>>>>

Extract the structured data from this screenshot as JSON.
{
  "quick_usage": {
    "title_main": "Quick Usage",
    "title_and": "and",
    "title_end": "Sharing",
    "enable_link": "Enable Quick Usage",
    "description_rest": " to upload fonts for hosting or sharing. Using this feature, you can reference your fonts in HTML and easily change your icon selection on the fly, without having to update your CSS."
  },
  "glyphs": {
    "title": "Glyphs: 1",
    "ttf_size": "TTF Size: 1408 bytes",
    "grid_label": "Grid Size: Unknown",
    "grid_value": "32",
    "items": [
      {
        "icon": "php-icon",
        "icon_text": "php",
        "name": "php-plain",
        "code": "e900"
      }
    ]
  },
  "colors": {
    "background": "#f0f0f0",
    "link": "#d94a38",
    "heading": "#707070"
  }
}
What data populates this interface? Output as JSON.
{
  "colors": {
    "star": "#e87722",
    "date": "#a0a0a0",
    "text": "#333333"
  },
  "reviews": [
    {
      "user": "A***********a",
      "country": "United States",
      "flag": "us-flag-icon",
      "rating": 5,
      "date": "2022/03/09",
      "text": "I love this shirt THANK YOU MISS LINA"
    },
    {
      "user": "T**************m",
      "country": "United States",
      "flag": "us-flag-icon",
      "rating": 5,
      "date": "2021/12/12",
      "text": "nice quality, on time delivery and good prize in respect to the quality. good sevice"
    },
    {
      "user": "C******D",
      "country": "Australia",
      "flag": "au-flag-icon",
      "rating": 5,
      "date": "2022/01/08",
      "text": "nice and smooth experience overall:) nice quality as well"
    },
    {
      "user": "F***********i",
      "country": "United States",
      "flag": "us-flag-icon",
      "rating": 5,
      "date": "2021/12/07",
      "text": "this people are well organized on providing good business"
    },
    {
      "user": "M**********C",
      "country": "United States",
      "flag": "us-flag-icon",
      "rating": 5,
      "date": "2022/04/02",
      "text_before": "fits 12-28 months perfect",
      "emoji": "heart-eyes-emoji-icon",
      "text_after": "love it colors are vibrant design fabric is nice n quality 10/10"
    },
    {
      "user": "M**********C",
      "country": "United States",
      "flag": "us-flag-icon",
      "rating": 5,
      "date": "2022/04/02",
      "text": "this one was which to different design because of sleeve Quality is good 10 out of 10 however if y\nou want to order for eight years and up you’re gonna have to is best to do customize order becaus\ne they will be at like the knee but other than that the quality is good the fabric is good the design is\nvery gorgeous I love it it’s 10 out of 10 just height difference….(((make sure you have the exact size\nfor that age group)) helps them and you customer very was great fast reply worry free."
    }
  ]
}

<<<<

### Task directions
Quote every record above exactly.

### Exercise output
Extract the structured data from this screenshot as JSON.
{
  "quick_usage": {
    "title_main": "Quick Usage",
    "title_and": "and",
    "title_end": "Sharing",
    "enable_link": "Enable Quick Usage",
    "description_rest": " to upload fonts for hosting or sharing. Using this feature, you can reference your fonts in HTML and easily change your icon selection on the fly, without having to update your CSS."
  },
  "glyphs": {
    "title": "Glyphs: 1",
    "ttf_size": "TTF Size: 1408 bytes",
    "grid_label": "Grid Size: Unknown",
    "grid_value": "32",
    "items": [
      {
        "icon": "php-icon",
        "icon_text": "php",
        "name": "php-plain",
        "code": "e900"
      }
    ]
  },
  "colors": {
    "background": "#f0f0f0",
    "link": "#d94a38",
    "heading": "#707070"
  }
}
What data populates this interface? Output as JSON.
{
  "colors": {
    "star": "#e87722",
    "date": "#a0a0a0",
    "text": "#333333"
  },
  "reviews": [
    {
      "user": "A***********a",
      "country": "United States",
      "flag": "us-flag-icon",
      "rating": 5,
      "date": "2022/03/09",
      "text": "I love this shirt THANK YOU MISS LINA"
    },
    {
      "user": "T**************m",
      "country": "United States",
      "flag": "us-flag-icon",
      "rating": 5,
      "date": "2021/12/12",
      "text": "nice quality, on time delivery and good prize in respect to the quality. good sevice"
    },
    {
      "user": "C******D",
      "country": "Australia",
      "flag": "au-flag-icon",
      "rating": 5,
      "date": "2022/01/08",
      "text": "nice and smooth experience overall:) nice quality as well"
    },
    {
      "user": "F***********i",
      "country": "United States",
      "flag": "us-flag-icon",
      "rating": 5,
      "date": "2021/12/07",
      "text": "this people are well organized on providing good business"
    },
    {
      "user": "M**********C",
      "country": "United States",
      "flag": "us-flag-icon",
      "rating": 5,
      "date": "2022/04/02",
      "text_before": "fits 12-28 months perfect",
      "emoji": "heart-eyes-emoji-icon",
      "text_after": "love it colors are vibrant design fabric is nice n quality 10/10"
    },
    {
      "user": "M**********C",
      "country": "United States",
      "flag": "us-flag-icon",
      "rating": 5,
      "date": "2022/04/02",
      "text": "this one was which to different design because of sleeve Quality is good 10 out of 10 however if y\nou want to order for eight years and up you’re gonna have to is best to do customize order becaus\ne they will be at like the knee but other than that the quality is good the fabric is good the design is\nvery gorgeous I love it it’s 10 out of 10 just height difference….(((make sure you have the exact size\nfor that age group)) helps them and you customer very was great fast reply worry free."
    }
  ]
}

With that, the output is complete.